New Beat Flashback. This video depicts the opening night of Club Prestige and interviews some of the key people in the New Beat scene.
All photos of Prestige taken by DJ b-fficient, posted in Club Prestige facebook group at: http://www.facebook.com/group.php?gid=69336791544
The Belgian musical movement known as new beat was in its hey day during the late 1980’s, a contemporary of the British orbital rave and acid house scenes. Like acid house, new beat brought more and more people into the clubs, received national media attention and spawned commercially successful musical acts and nightclubs that reached an ever widening audience. What made new beat significant is the fact that it was a home-grown scene, a rarity in Belgium which is so often influenced by it’s nearest neighbors France and The Netherlands, as well as England and the United States. When new beat started to make waves in mid-eighties Belgium, it heralded the first time that modern Belgian music received significant radio play or appeared in great numbers in the Belgian pop charts. The sheer amount of records that could be called “new beat” that were produced from 1986-1989 is in the thousands. Three nightclubs were at the center of the new beat movement —the Boccaccio in Destelbergen (a town just outside of Ghent), the Ancienne Belgique in Antwerp and Club Prestige, also in Antwerp.
Light-up dancefloor at the RoXY for the “Night Fever” theme, early 90’s. Photo from http://bintphotobooks.blogspot.com/2010/02/nightlife-club-roxy-amsterdam-in-90s.html
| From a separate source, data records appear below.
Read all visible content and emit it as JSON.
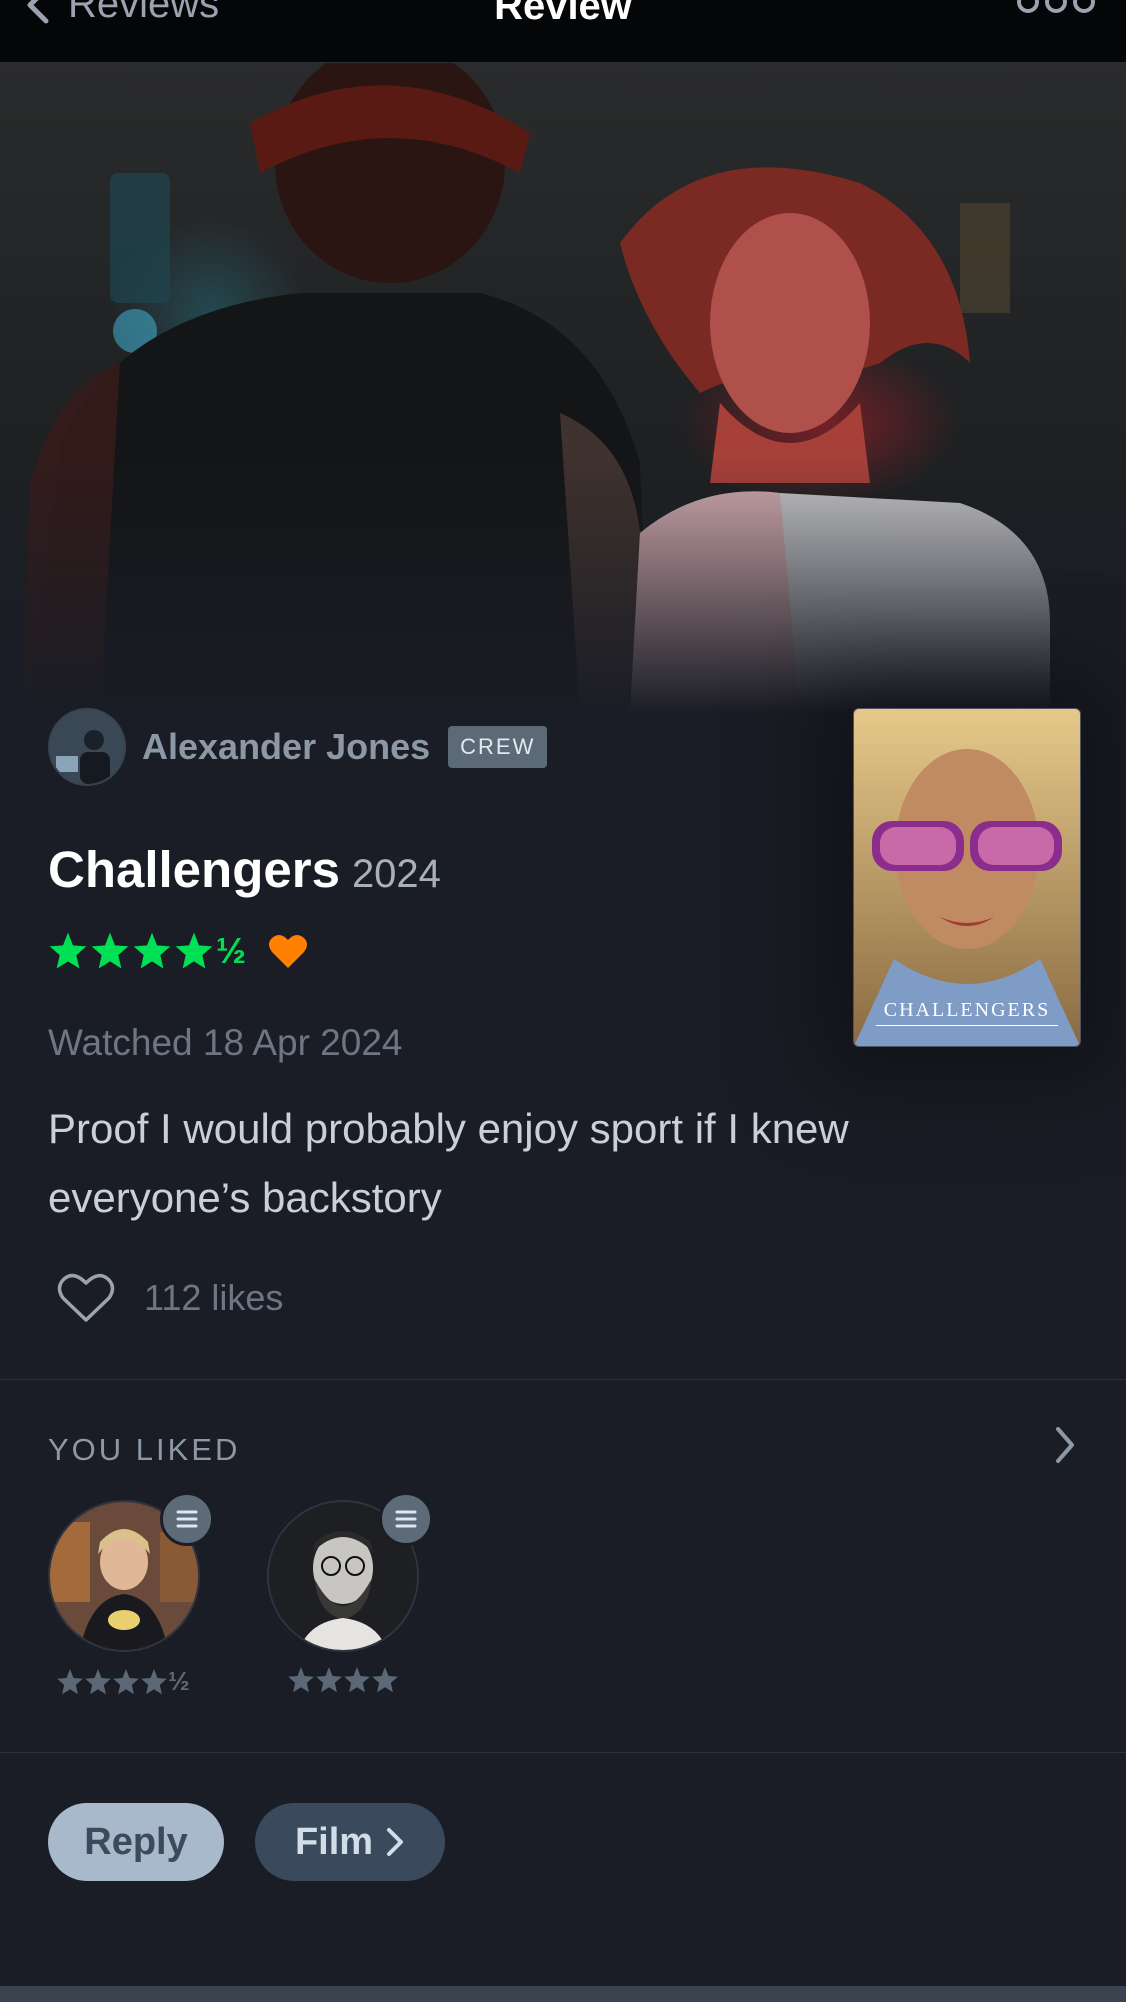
{
  "nav": {
    "back_label": "Reviews",
    "title": "Review"
  },
  "review": {
    "author": "Alexander Jones",
    "badge": "CREW",
    "film_title": "Challengers",
    "year": "2024",
    "rating": 4.5,
    "rating_half_glyph": "½",
    "liked": true,
    "watched": "Watched 18 Apr 2024",
    "text": "Proof I would probably enjoy sport if I knew everyone’s backstory",
    "likes": "112 likes"
  },
  "poster": {
    "title": "CHALLENGERS"
  },
  "you_liked": {
    "heading": "YOU LIKED",
    "items": [
      {
        "rating": 4.5,
        "half_glyph": "½"
      },
      {
        "rating": 4
      }
    ]
  },
  "actions": {
    "reply_label": "Reply",
    "film_label": "Film"
  },
  "colors": {
    "star_green": "#00e054",
    "heart_orange": "#ff8000",
    "background": "#1a1d25"
  },
  "icons": {
    "back": "chevron-left-icon",
    "more": "more-dots-icon",
    "heart": "heart-icon",
    "list": "list-icon",
    "next": "chevron-right-icon"
  }
}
Peter and his wife Inez in front of the RoXY. Photo from http://bintphotobooks.blogspot.com/2010/02/nightlife-club-roxy-amsterdam-in-90s.html
In the year 2000 I was living in Amsterdam and spent most of my time at a coffeeshop whose name I don’t even remember. This was definitely a locals’ spot, with a lot of comings-and-goings between the shop and the tattoo parlor across the street. I was about a foot shorter than anyone else who frequented the place and I tottered on a stool at the counter for hours every afternoon, drinking looza juices and chatting with people. This is the first place I ever heard about DMT. One of the house dealers told me that when he smoked it he met his dead father on the other side. A skinny, bugged out looking dude, the DMT guy was my favorite dealer there and he would often regale me with tales of his wild youth wasted on the Amsterdam club scene.
The number one club in the old days, he told me, was a semi-mythical place called The RoXY. Revered by gay and straight alike, the RoXY was opened during the Netherlands’ second summer of love in 1987, an extravagant discoteque that stood at the geographical heart of the city where the Singel canal meets the Muntplein. The club both began and ended its life according to the motto of its main impresario, the artist Peter Giele. Ab igne ignem capere —a latin phrase stating “one fire ignites another” —eerily prescient as the club burned to the ground at Giele’s memorial celebration on June 21, 1999.
NASA flyer, from Scotto’s site: http://www.scotto.tv/NASAflyers.html
N.A.S.A. flyer, via Scotto at http://www.scotto.tv/NASAflyers.html
Footage of N.A.S.A. and Liquid Sky, 1994 Australian TV show
Scotto’s awesome footage of everyone leaving the party at 6am, only to find it’s been snowing.
N.A.S.A. stands for Nocturnal Audio+Sensory Awakening. The N.A.S.A. crew was among the first in New York to bring the rave experience indoors. Started in 1992, N.A.S.A. took place every Friday night at Club Shelter which was located in the Soho loft building that had previously held Area and would go on to host a club called Vinyl. The music played at N.A.S.A. is a total time capsule view of America’s early 90’s romance with rave: Moby, The Prodigy and DJ’s like Josh Wink, Keoki, Frankie Bones, Soul Slinger and Scotto, who organized the party. Integral to N.A.S.A.’s success was its lack of alcohol, which made it accessible to teenagers. A young Chloe Sevigny worked the coat check and most of the downtown cool kids came through at one time or another. For $9 before midnight and $14 after, N.A.S.A. was open until 8 or 9am and provided breakfast. Sometimes there would be an afterhours until noon the next day at another club on the West Side. The scene at The Shelter on Friday nights was pure unbridled insanity and the drug of choice was Ecstasy.
—Tommie Sunshine, speaking about his first Storm Rave experience in Staten Island, 1992. From the book Rave America: New School Dancescapes by Mireille Silcott